instead of using actual spray cans…some artist are just cleaning dirt off of certain areas to make their masterpieces. and they are calling it reverse graffiti. kind of brilliant.
The Earthquake Rose: When a magnitude 6.8 earthquake shook Olympia, Wash., in 2001, shopowner Jason Ward discovered that a sand-tracing pendulum had recorded the vibrations in the image above…
Baseball player Richie Ashburn hit a foul ball that struck a spectator and as they carried her away, he hit another foul ball and struck her again.
Oh…Oh god. that’s awful.
Filmmaker Guillermo del Toro put all his ideas for `Pan’s Labyrinth’ in a notebook — then lost it.
The heavyset man ran down the London street, panting, chasing the taxi. When it didn’t stop, he hopped into another cab. “Follow that cab!” he yelled. Guillermo del Toro wasn’t directing this movie. He was living it. And it was turning into a horror tale.
The Mexican filmmaker keeps all of his ideas in leather notebooks. And Del Toro had just left four years of work in the back seat of a British cab. Unlike in the movies, though, Del Toro couldn’t catch the taxi. Visits to the police and the taxi company proved equally fruitless.
Del Toro’s films — “Chronos,” “The Devil’s Backbone,” “Blade II,” “Hellboy” — typically feature magical realism. Fate was about to return the storytelling favor.
The cabbie spotted the misplaced journal. Working from a scrap of stationery that didn’t even have the name of Del Toro’s hotel (just its logo), the driver returned the book two days later. An overwhelmed Del Toro promptly gave him an approximately $900 tip.
The sketches and the ideas in that misplaced journal — four years of notes on character design, ruminations about plot — were the foundation of “Pan’s Labyrinth,” a child’s fantasy set in the wake of the Spanish Civil War.
The director, who at the time wasn’t even sure he’d actually make “Pan’s Labyrinth,” took the cabbie’s act as a sign, and plunged himself into the movie.
We should make stuffing! Yes!
Crystal caves photographed by Carsten Peter
The geologic processes that create lead and silver also provide raw materials for these naturally occurring crystals in Mexico.
It is so humid in these caverns that people must wear special suits and then can only stay in for an hour or two.
kara come back

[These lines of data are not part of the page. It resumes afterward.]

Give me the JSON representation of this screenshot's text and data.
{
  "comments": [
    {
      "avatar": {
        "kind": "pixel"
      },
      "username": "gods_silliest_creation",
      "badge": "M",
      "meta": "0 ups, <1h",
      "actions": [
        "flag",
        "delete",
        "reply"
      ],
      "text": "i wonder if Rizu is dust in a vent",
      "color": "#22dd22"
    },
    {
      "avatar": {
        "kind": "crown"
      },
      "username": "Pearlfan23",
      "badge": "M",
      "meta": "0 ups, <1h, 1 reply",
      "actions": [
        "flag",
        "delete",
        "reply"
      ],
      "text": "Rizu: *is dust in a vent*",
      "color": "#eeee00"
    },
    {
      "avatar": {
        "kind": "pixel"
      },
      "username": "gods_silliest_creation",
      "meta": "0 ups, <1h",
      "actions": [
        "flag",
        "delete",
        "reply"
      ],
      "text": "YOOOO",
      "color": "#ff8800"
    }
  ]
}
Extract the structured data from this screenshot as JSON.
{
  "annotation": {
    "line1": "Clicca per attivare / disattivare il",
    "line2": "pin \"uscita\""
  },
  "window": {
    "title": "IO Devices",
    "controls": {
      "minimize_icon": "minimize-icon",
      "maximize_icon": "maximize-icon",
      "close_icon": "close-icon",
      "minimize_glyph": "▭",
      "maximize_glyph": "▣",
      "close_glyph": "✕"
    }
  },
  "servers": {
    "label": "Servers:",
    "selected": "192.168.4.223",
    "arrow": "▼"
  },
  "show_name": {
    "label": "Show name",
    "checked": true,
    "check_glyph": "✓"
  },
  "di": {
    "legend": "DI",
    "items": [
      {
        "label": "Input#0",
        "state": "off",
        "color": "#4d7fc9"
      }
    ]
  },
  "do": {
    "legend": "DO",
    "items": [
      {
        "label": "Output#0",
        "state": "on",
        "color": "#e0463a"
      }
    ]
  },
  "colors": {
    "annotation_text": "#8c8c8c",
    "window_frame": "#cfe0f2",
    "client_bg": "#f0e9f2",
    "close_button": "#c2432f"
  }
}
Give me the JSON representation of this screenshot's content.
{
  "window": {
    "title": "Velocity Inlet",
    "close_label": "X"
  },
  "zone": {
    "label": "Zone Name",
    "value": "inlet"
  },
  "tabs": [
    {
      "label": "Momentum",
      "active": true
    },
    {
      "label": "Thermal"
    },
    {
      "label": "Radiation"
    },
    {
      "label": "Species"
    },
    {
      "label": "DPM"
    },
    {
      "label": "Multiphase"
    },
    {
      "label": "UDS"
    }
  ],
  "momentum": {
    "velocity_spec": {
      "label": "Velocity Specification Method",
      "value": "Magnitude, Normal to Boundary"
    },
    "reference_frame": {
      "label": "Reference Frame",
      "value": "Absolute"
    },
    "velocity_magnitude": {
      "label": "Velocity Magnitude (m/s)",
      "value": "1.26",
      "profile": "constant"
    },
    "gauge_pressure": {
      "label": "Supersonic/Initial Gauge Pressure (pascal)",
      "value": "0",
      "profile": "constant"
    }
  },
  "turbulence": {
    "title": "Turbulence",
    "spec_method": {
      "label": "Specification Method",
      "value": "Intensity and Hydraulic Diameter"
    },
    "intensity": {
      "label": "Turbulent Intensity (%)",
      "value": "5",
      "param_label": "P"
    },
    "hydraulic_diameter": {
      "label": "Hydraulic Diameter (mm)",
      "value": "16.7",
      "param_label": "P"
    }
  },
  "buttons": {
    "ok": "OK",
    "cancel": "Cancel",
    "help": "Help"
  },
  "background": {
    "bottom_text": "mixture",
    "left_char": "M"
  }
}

Generally, people don’t look forward to getting caught in the rain or stuck in a snowstorm, but photographer Christophe Jacrot makes it seem like an incredibly beautiful experience. The French photographer’s body of work features several images of huddled pedestrians walking along soaked streets and ivory coated paths trying to withstand the weather. Jacrot romanticizes the rain, turning the soggy into the stunning. Some of his shots depicting reflective puddles are even reminiscent of Gavin Hammond’s London in Puddles.
The photographer says, “In my opinion, there are two ways of capturing the world for a photographer; on the one hand grasping its horror, and on the other sublimating it. I have chosen the second. More specifically, I like the way rain, snow and ‘bad weather’ awaken a feeling of romantic fiction within me.